Natasha Kanevski was a Ukraine guest artist of the
Duryea Gallery Artist-in-Residence Program.
We all have our limitations.
We live in a mortal (healthy?) human body, a random combination of our ancestors' genes. We hapened to be born in a specific country at a particular time; our race, ethnicity, and cultural background also happened to us. We can also not control thinking; it happens to us as digestion does.
Our reality is beyond our knowledge to a greater extent.
We feel it.
We are simple, imperfect, and impermanent, and we know it.
We all have the desire to be in control. We know we can control barely anything, but we still try to.
We all look at life quite polarly; we select specific objects and significant phenomena from our surroundings. Sometimes, we do that intentionally or cannot do otherwise, but we still know that about ourselves. We all need to focus on what,like a crutch, helps us move to the moment here and now, closing our eyes to our life situation. As a result, the reality is distorted, simplified to two sentences, looks clumsy, somewhat rough, and very approximate.
This selectivity of attention (I can also call it informed naivety), which inevitably distorts our complicated reality, sticking out and wildly exaggerating specific details, is my work's theme and idea.
Contrasting textures and colors represent my visual language to express my ideas and feelings. I work in that sweet spot between painting and sculpture. Recently, I started to work in monochrome to allow attention to concentrate on texture and composition.
I complete works in large, rough strokes, both wild and controlled.
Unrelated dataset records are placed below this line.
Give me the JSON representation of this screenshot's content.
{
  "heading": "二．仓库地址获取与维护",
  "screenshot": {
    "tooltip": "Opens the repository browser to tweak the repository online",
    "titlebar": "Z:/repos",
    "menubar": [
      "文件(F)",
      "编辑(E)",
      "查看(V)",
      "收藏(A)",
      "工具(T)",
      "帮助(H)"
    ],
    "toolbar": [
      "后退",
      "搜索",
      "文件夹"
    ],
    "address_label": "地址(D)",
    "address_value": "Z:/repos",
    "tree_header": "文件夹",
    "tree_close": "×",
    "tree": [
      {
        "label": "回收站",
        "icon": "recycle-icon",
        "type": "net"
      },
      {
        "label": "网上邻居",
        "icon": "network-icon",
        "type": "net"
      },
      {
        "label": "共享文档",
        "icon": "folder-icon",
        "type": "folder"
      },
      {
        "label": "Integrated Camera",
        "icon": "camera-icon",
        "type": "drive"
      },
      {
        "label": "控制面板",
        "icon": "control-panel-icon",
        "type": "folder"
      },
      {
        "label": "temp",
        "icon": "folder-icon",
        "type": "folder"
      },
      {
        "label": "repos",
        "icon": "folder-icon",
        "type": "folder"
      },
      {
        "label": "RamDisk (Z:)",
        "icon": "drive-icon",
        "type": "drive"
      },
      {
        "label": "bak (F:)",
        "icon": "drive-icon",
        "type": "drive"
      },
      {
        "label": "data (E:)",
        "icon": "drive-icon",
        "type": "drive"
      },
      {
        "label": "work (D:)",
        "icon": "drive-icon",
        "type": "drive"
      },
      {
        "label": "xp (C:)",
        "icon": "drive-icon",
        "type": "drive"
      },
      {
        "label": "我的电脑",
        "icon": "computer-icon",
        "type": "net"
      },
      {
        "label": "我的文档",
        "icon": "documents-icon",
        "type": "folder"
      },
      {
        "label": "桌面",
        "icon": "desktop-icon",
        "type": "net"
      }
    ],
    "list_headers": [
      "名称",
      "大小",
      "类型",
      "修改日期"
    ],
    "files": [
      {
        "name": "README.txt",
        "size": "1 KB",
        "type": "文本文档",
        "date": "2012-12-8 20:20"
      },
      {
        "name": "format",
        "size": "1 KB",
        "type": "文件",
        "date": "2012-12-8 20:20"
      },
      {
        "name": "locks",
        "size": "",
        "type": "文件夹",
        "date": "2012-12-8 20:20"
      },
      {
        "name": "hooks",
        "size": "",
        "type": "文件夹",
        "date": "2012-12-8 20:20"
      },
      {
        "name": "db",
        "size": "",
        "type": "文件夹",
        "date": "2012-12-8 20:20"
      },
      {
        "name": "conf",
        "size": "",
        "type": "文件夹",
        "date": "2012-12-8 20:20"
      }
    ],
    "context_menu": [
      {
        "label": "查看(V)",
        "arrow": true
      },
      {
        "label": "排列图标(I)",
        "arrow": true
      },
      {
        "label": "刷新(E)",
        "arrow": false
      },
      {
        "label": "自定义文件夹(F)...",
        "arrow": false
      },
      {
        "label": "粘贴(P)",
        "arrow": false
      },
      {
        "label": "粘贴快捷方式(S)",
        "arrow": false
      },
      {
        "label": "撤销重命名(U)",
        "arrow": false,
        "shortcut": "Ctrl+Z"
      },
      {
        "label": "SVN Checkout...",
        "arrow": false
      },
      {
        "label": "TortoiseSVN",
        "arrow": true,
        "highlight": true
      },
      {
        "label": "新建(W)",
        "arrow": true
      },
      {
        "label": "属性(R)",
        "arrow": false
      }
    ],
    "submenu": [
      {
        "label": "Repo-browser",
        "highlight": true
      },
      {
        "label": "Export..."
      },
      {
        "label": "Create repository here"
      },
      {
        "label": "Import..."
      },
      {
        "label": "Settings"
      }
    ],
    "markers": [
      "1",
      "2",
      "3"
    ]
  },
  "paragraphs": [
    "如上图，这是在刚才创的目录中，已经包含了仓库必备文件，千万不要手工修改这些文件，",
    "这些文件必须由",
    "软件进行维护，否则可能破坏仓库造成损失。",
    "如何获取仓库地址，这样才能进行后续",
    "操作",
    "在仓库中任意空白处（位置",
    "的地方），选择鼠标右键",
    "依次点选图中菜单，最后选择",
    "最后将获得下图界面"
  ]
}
I incorporate massive coarse sculptured elements, scattered and amorphous. My works possess the spirit of spontaneity but, upon closer examination, reveal a considerable degree of planning. Just as we do not have to be 100% perfect, smooth, or precisely fitted, the art work does not have to be done with the most delicate invisible strokes. Rough texture, on the contrary, only emphasizes tenderness, making it even more tangible. Our roughness, wrinkles, irregularities, and cracks only emphasize our humanity, revealing our essence, delicacy, purity, and completeness, the fact that we are infinitely beautiful in our fragility and mortality. We all fee it.
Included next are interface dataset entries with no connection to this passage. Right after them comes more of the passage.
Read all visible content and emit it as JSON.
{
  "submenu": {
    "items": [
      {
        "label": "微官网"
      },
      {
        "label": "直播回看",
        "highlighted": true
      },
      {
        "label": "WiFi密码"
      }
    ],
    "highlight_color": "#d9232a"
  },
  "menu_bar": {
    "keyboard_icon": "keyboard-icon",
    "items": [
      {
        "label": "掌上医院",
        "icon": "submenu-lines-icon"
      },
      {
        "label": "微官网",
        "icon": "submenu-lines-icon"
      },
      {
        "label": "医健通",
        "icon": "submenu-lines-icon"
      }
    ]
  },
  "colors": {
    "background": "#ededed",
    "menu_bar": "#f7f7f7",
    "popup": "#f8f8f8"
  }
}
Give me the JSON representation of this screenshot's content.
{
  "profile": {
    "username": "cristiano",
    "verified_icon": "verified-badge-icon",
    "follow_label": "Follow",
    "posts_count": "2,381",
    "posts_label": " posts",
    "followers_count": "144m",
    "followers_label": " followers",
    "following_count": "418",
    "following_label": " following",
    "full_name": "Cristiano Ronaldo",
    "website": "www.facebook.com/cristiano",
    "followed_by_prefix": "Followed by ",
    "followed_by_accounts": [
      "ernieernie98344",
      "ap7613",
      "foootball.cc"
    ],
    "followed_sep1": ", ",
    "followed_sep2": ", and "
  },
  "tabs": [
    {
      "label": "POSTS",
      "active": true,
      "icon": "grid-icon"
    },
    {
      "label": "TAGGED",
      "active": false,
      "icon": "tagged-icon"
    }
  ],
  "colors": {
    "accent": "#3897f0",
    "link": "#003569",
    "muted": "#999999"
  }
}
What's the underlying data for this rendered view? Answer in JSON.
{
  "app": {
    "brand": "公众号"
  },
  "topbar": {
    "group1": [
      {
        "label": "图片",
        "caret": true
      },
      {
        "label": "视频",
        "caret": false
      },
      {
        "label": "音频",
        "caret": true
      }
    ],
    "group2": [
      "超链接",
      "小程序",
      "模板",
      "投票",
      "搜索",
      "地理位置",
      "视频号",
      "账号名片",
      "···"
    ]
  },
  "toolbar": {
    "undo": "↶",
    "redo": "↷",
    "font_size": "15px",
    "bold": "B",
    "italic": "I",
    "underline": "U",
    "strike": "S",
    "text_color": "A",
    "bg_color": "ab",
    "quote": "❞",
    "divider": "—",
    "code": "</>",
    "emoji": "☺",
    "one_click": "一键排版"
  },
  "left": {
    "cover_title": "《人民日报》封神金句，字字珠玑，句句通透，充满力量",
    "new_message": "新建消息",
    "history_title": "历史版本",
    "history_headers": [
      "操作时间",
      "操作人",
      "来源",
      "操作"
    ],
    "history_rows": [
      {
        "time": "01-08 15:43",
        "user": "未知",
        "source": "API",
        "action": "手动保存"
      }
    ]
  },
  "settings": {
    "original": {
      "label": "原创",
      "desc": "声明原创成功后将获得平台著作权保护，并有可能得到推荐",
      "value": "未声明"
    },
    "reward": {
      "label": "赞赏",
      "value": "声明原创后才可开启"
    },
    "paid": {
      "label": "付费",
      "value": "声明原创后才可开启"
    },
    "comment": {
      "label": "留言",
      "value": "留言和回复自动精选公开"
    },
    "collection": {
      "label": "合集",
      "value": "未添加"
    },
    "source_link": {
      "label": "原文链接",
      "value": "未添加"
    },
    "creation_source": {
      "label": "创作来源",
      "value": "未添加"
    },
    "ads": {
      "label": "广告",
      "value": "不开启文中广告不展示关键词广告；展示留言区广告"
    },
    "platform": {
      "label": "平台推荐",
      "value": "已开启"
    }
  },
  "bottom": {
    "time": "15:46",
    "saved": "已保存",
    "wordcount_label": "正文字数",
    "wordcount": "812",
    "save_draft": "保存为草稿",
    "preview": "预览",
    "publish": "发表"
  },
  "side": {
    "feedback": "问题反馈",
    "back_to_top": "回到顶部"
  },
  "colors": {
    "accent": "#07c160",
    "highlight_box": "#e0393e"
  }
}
Every sculptured element in my works represents a person, and I incorporate many of them in my sculptures. So, the people in my sculptures - I want them to look similar but different. We are very much alike; out differences are overrated. I made this observation as I am a product of two nations and as a result of two immigrations I made as an adult. But we are not identical; that's why I absolutely don't want those sculptured elements to be smooth and look like they were made in mass production. I want to show their character - their texture. I want them to look rough but in a way that this rough texture emphasizes their gentleness. I want them to look fragile when, in fact, they are really hard to break. I want them to show every touch of my fingers; I create those cracks as they represent different experiences we are going through. And then I organize them on a canvas together in a kind of dance; there is a logic there in the composition because, in this life, we are in this together; we are connected. Somehow. We feel it. Our reality is beyond our knowledge, BUT we feel this connection.
I use canvases instead of wooden or any other firm surfaces, and I do so to emphasize lightness, both literally and metaphorically.
Literally - because canvas weights much less than wooden planks. Also, metaphorically - to convey the feeling that even though we are fragile, we got this; we have lot of strength in us especially if we are together. We are in this together; we are connected.